* [Exercise requirements]: Nothing but the text should be carried over: reproduce all the data exactly and leave out every image.
(Records shown Opens)
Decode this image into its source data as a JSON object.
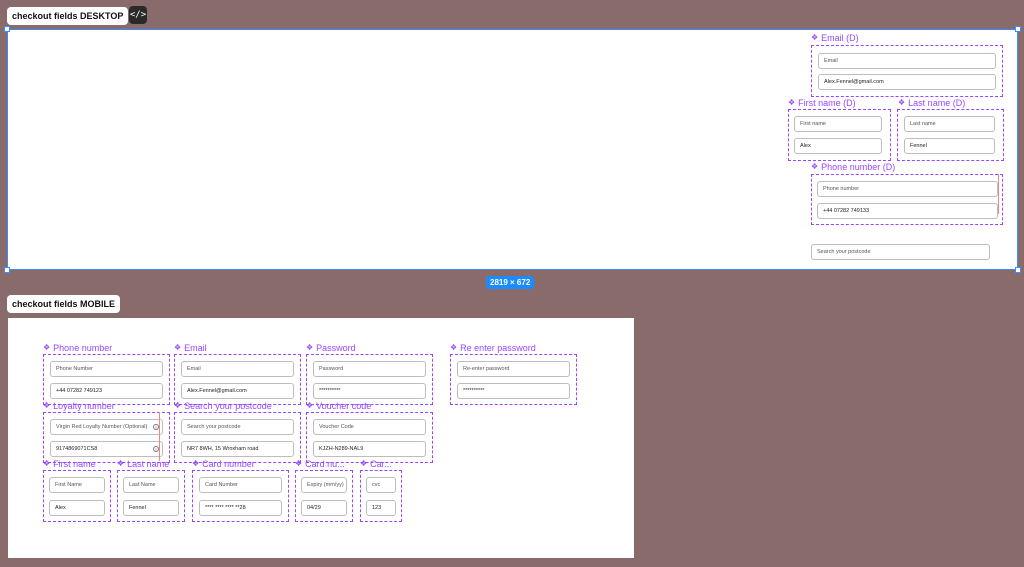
{
  "desktop": {
    "label": "checkout fields DESKTOP",
    "code_icon": "code-icon",
    "size_badge": "2819 × 672",
    "email": {
      "title": "Email (D)",
      "placeholder": "Email",
      "value": "Alex.Fennel@gmail.com"
    },
    "first_name": {
      "title": "First name (D)",
      "placeholder": "First name",
      "value": "Alex"
    },
    "last_name": {
      "title": "Last name (D)",
      "placeholder": "Last name",
      "value": "Fennel"
    },
    "phone": {
      "title": "Phone number (D)",
      "placeholder": "Phone number",
      "value": "+44 07282 749133"
    },
    "postcode": {
      "placeholder": "Search your postcode"
    }
  },
  "mobile": {
    "label": "checkout fields MOBILE",
    "phone": {
      "title": "Phone number",
      "placeholder": "Phone Number",
      "value": "+44 07282 749123"
    },
    "email": {
      "title": "Email",
      "placeholder": "Email",
      "value": "Alex.Fennel@gmail.com"
    },
    "password": {
      "title": "Password",
      "placeholder": "Password",
      "value": "**********"
    },
    "reenter": {
      "title": "Re enter password",
      "placeholder": "Re-enter password",
      "value": "**********"
    },
    "loyalty": {
      "title": "Loyalty number",
      "placeholder": "Virgin Red Loyalty Number (Optional)",
      "value": "9174869071CS8"
    },
    "postcode": {
      "title": "Search your postcode",
      "placeholder": "Search your postcode",
      "value": "NR7 8WH, 15 Wroxham road"
    },
    "voucher": {
      "title": "Voucher code",
      "placeholder": "Voucher Code",
      "value": "KJZH-N289-NAL9"
    },
    "first_name": {
      "title": "First name",
      "placeholder": "First Name",
      "value": "Alex"
    },
    "last_name": {
      "title": "Last name",
      "placeholder": "Last Name",
      "value": "Fennel"
    },
    "card_number": {
      "title": "Card number",
      "placeholder": "Card Number",
      "value": "**** **** **** **28"
    },
    "card_expiry": {
      "title": "Card nu...",
      "placeholder": "Expiry (mm/yy)",
      "value": "04/29"
    },
    "card_cvc": {
      "title": "Car...",
      "placeholder": "cvc",
      "value": "123"
    }
  }
}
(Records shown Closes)
* [Answer to this task]:
Decode this image into its source data as a JSON object.
{
  "desktop": {
    "label": "checkout fields DESKTOP",
    "code_icon": "code-icon",
    "size_badge": "2819 × 672",
    "email": {
      "title": "Email (D)",
      "placeholder": "Email",
      "value": "Alex.Fennel@gmail.com"
    },
    "first_name": {
      "title": "First name (D)",
      "placeholder": "First name",
      "value": "Alex"
    },
    "last_name": {
      "title": "Last name (D)",
      "placeholder": "Last name",
      "value": "Fennel"
    },
    "phone": {
      "title": "Phone number (D)",
      "placeholder": "Phone number",
      "value": "+44 07282 749133"
    },
    "postcode": {
      "placeholder": "Search your postcode"
    }
  },
  "mobile": {
    "label": "checkout fields MOBILE",
    "phone": {
      "title": "Phone number",
      "placeholder": "Phone Number",
      "value": "+44 07282 749123"
    },
    "email": {
      "title": "Email",
      "placeholder": "Email",
      "value": "Alex.Fennel@gmail.com"
    },
    "password": {
      "title": "Password",
      "placeholder": "Password",
      "value": "**********"
    },
    "reenter": {
      "title": "Re enter password",
      "placeholder": "Re-enter password",
      "value": "**********"
    },
    "loyalty": {
      "title": "Loyalty number",
      "placeholder": "Virgin Red Loyalty Number (Optional)",
      "value": "9174869071CS8"
    },
    "postcode": {
      "title": "Search your postcode",
      "placeholder": "Search your postcode",
      "value": "NR7 8WH, 15 Wroxham road"
    },
    "voucher": {
      "title": "Voucher code",
      "placeholder": "Voucher Code",
      "value": "KJZH-N289-NAL9"
    },
    "first_name": {
      "title": "First name",
      "placeholder": "First Name",
      "value": "Alex"
    },
    "last_name": {
      "title": "Last name",
      "placeholder": "Last Name",
      "value": "Fennel"
    },
    "card_number": {
      "title": "Card number",
      "placeholder": "Card Number",
      "value": "**** **** **** **28"
    },
    "card_expiry": {
      "title": "Card nu...",
      "placeholder": "Expiry (mm/yy)",
      "value": "04/29"
    },
    "card_cvc": {
      "title": "Car...",
      "placeholder": "cvc",
      "value": "123"
    }
  }
}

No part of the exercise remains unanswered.